On Getting Pharrell, Pusha T And Casino On "Move That Dope"
Mike WiLL Made It: Every time we would listen to it, it reminded us of “Grindin'”; it had that grimy feel that Pharrell and Clipse had back in the day. I had another session with Pharrell and let him hear different records, and when he heard the "Dope" record, he went crazy and was going crazy over this song. When “Grindin'” came out, it wasn’t sounding like anything. I feel like that’s what the position this song has in hip-hop right now. It's new; you never heard a beat like this. Pharrell was like, "I love this shit," and I’m like, "you might as well go Skateboard P." So he ended up hopping on the song after I left it with him.

At the time we didn’t know what was going to happen to the record. We didn’t know if we was going to use this for a interlude or what we was going to do. Pharrell had the song for a couple months. We were like, if we're going to get Pharrell on here, we might as well get Pusta T on here. So I reached out and he liked it, so him and Pharrell knocked it out at the same time and sent it back. Everybody was into the record. Casino was there when Future first did the hook. Future just did a quick hook and just left the studio and we went to the club. We didn’t even think it was nothing crazy or anything, but when we left, Casino had went into the studio and got on it. His verses were dope so I added him onto the song. Now we have "Move That Dope" and everybody likes it, its been getting great responses.

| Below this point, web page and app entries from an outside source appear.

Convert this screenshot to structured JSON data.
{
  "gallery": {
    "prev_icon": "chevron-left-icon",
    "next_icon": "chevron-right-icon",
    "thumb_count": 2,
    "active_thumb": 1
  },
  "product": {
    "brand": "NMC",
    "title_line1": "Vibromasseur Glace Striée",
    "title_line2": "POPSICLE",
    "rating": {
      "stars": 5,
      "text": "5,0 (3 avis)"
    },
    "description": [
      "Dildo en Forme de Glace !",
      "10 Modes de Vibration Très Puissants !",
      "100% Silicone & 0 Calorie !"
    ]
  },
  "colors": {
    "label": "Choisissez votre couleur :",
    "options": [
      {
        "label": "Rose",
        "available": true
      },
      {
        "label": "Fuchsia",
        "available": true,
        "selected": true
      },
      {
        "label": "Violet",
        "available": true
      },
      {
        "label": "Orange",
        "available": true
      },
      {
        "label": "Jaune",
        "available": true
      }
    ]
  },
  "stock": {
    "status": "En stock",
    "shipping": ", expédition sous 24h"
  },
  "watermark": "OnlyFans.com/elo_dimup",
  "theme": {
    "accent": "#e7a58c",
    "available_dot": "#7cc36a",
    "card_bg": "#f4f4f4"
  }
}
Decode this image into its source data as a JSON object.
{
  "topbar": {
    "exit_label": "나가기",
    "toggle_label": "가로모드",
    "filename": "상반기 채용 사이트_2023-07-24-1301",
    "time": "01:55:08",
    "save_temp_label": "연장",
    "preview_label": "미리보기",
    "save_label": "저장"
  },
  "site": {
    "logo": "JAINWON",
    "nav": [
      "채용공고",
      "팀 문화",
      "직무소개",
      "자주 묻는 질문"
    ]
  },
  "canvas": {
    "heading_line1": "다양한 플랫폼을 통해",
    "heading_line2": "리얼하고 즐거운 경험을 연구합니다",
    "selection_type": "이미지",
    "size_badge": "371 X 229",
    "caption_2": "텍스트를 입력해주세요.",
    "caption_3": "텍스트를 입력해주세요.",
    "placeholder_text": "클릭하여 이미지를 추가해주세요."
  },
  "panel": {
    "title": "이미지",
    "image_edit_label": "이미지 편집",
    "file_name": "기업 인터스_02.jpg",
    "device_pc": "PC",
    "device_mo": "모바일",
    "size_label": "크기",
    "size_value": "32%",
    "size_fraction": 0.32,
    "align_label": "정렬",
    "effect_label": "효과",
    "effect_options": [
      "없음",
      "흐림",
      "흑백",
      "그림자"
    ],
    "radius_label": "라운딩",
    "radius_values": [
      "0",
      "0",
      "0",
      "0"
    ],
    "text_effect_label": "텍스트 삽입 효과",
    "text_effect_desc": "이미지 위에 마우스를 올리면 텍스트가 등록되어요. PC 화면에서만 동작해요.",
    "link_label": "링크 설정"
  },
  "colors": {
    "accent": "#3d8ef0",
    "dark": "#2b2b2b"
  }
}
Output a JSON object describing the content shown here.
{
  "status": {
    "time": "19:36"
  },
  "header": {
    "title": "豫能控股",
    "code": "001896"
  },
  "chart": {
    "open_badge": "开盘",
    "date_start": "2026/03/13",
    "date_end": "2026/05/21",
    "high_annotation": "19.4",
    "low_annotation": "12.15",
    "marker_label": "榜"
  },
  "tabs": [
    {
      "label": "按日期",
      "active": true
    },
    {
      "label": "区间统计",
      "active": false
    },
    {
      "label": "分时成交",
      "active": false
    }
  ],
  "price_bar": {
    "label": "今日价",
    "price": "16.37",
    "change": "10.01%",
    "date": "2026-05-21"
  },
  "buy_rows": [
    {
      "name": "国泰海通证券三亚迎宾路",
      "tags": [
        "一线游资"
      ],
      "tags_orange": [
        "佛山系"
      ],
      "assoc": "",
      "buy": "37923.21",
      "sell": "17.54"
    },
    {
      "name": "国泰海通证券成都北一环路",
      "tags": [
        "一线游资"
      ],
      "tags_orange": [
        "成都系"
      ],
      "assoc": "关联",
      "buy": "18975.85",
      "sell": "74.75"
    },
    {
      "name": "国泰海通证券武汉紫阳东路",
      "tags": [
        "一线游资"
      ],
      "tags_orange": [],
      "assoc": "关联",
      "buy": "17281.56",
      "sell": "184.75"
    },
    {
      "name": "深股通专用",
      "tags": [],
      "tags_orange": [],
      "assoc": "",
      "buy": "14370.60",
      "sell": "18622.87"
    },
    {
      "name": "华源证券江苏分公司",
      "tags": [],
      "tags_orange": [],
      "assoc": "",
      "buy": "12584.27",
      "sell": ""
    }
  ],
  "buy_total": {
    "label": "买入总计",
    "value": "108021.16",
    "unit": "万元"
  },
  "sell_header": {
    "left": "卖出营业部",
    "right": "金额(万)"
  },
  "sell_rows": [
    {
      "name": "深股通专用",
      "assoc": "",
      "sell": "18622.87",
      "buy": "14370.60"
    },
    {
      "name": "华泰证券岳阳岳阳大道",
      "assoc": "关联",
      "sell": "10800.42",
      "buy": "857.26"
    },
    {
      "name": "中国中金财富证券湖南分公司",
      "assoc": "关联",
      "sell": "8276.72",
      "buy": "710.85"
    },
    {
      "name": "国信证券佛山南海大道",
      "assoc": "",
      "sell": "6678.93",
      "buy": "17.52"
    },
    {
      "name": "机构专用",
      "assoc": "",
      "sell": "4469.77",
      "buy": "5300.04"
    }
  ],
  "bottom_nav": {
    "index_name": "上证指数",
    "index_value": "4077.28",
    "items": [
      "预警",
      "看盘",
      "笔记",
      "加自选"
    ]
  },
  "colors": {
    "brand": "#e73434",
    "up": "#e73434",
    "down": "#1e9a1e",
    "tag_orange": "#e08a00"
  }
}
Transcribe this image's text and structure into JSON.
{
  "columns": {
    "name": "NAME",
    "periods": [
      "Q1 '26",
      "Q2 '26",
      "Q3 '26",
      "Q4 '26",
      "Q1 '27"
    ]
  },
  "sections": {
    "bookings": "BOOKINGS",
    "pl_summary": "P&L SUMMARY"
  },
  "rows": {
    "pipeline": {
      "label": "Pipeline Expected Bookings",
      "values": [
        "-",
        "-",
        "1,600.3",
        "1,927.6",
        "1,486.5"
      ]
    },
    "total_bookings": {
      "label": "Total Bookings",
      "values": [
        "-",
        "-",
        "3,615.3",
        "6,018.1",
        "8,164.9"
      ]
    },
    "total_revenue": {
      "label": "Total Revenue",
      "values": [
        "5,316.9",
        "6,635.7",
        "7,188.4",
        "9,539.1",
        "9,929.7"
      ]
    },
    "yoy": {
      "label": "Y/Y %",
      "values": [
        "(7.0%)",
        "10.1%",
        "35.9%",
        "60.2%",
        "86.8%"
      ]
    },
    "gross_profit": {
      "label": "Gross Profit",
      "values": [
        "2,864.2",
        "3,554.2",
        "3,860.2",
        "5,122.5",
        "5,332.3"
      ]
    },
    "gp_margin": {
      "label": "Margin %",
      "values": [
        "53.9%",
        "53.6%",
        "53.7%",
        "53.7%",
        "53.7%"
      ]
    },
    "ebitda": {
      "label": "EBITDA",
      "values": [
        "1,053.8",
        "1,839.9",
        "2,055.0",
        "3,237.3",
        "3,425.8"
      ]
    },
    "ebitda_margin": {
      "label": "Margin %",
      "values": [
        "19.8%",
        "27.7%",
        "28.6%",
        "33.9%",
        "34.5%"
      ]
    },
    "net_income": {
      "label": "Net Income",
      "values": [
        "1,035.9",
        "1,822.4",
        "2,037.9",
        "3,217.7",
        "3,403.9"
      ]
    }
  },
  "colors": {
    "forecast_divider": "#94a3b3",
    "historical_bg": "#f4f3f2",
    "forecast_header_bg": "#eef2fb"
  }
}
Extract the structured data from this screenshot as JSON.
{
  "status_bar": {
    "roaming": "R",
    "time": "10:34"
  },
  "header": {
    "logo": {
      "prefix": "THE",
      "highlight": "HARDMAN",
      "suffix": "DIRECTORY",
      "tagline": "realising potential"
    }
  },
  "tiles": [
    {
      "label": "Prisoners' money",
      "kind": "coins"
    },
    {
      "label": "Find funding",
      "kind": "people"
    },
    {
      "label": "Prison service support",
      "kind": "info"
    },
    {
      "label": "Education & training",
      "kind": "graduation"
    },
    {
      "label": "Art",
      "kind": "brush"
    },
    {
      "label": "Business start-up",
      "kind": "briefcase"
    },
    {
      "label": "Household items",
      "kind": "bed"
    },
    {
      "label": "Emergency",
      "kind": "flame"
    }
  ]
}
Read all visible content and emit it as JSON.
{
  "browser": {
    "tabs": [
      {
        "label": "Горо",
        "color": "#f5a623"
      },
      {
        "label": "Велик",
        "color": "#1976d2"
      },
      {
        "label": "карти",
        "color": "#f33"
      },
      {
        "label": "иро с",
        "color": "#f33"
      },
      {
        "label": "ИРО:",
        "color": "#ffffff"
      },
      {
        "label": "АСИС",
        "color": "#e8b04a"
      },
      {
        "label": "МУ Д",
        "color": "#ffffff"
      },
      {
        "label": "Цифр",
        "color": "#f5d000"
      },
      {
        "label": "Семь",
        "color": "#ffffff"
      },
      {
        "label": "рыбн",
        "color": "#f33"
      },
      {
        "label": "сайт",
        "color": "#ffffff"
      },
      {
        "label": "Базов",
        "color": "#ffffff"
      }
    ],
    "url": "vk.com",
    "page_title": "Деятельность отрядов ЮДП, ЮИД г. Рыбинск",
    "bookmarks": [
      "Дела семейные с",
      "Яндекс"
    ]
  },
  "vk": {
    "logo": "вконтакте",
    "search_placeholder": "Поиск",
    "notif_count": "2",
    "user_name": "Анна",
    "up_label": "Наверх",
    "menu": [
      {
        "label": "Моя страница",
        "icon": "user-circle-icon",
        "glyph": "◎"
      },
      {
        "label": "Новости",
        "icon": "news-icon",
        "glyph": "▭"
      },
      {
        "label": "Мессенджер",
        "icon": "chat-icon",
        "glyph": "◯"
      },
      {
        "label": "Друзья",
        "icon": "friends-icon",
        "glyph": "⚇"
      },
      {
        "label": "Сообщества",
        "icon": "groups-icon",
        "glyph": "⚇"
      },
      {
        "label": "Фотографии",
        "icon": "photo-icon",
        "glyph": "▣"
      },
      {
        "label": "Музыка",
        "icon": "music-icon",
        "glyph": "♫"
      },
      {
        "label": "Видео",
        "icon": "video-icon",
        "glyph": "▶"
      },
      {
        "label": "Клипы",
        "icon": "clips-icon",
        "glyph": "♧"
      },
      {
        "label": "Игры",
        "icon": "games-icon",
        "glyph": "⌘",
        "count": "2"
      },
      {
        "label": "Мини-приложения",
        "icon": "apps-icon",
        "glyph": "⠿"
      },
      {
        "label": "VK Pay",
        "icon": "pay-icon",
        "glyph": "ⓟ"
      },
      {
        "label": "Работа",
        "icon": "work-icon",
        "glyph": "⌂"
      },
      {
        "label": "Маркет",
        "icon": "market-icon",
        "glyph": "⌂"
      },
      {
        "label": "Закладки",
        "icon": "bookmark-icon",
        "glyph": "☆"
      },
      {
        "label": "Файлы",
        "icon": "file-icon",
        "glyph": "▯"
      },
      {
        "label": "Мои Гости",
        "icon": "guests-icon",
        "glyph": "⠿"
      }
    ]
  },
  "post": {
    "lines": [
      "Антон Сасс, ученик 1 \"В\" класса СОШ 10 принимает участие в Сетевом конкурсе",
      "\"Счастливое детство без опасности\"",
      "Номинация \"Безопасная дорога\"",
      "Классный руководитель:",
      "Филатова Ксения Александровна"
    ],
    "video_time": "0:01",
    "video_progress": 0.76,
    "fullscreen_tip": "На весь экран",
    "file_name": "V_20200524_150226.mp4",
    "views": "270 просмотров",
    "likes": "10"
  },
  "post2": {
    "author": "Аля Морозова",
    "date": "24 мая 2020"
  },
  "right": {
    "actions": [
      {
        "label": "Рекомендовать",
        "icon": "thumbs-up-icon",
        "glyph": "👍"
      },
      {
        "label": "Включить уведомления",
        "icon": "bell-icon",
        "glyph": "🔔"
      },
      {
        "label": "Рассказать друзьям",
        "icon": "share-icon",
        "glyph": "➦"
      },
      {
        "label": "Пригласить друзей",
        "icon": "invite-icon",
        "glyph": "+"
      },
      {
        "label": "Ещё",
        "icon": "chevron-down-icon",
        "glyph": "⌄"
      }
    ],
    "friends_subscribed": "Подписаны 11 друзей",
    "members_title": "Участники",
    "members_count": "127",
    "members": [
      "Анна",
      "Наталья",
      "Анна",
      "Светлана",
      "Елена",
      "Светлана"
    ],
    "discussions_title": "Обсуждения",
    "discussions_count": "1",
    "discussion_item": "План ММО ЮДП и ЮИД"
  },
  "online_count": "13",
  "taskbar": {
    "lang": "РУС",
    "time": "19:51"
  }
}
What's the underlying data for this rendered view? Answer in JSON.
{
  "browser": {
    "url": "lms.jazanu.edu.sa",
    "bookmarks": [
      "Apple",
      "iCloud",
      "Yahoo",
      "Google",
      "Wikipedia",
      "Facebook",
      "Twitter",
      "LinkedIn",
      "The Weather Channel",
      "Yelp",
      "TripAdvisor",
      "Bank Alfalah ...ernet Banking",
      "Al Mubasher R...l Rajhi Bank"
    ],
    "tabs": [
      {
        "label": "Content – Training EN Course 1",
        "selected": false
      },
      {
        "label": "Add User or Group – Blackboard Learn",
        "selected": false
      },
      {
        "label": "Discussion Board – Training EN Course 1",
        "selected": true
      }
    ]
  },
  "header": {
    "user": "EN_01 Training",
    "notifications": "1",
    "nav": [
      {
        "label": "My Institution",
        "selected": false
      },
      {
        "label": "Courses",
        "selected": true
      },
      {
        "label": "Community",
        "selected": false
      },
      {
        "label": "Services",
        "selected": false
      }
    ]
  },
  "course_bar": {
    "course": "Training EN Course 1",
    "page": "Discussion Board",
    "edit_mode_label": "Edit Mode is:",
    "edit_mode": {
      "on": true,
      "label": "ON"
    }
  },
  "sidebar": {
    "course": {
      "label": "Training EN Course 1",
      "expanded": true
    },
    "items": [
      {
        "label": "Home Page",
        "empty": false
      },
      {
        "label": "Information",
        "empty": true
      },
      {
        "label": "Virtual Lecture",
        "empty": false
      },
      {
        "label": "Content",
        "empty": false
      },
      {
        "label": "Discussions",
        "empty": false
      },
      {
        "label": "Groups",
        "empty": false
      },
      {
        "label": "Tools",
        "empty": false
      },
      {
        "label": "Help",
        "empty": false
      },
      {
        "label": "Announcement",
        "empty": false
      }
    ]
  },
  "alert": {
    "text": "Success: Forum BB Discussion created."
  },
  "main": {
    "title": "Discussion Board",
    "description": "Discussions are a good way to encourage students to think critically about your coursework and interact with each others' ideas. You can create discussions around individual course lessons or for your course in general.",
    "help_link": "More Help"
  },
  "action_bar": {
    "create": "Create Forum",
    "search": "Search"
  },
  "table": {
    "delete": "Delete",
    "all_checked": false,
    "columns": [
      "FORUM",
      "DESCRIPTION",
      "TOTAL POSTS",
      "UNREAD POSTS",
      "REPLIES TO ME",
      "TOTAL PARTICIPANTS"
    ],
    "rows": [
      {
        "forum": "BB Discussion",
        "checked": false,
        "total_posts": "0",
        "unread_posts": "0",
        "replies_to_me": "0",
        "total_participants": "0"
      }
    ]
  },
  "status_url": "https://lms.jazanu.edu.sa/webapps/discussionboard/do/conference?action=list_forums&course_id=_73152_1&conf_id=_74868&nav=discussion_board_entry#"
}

On Executive Producing Honest
Mike WiLL Made It: Honest is going to be a classic album. We went into the studio, and the approach we took on this album is that we have to make this a new classic. This is his moment in hip-hop. When T.I.'s I’m Serious came out, it got overlooked, but it’s a classic album. When Trap Muzik came out it was even harder, but you can see the growth. With anyone’s sophomore album you want to see the growth. It tends to be their moment in hip-hop. Everybody has their moment where they drop their classic album that changed the game. With this album right here, we just feel like this is the album that can change the game. This is Future’s moment in hip-hop where he can change the game; trend-setting type of stuff. When you go into the club now, you generally hear artists sounding like Future or producers sounding like Mike WiLL. It’s all about creating new sounds and making a classic album.


On His Confidence In Honest
Mike WiLL Made It: Because we worked really hard, it’s a classic to me. It’s a classic to Future, and that's where it starts. It starts with us creating the music. When it comes out, everybody is going to have their own opinion. To Future’s fans that appreciate his music and like dope music and understand him, this is definitely a classic future album. I’ve been around all his products. This album is way better than Pluto.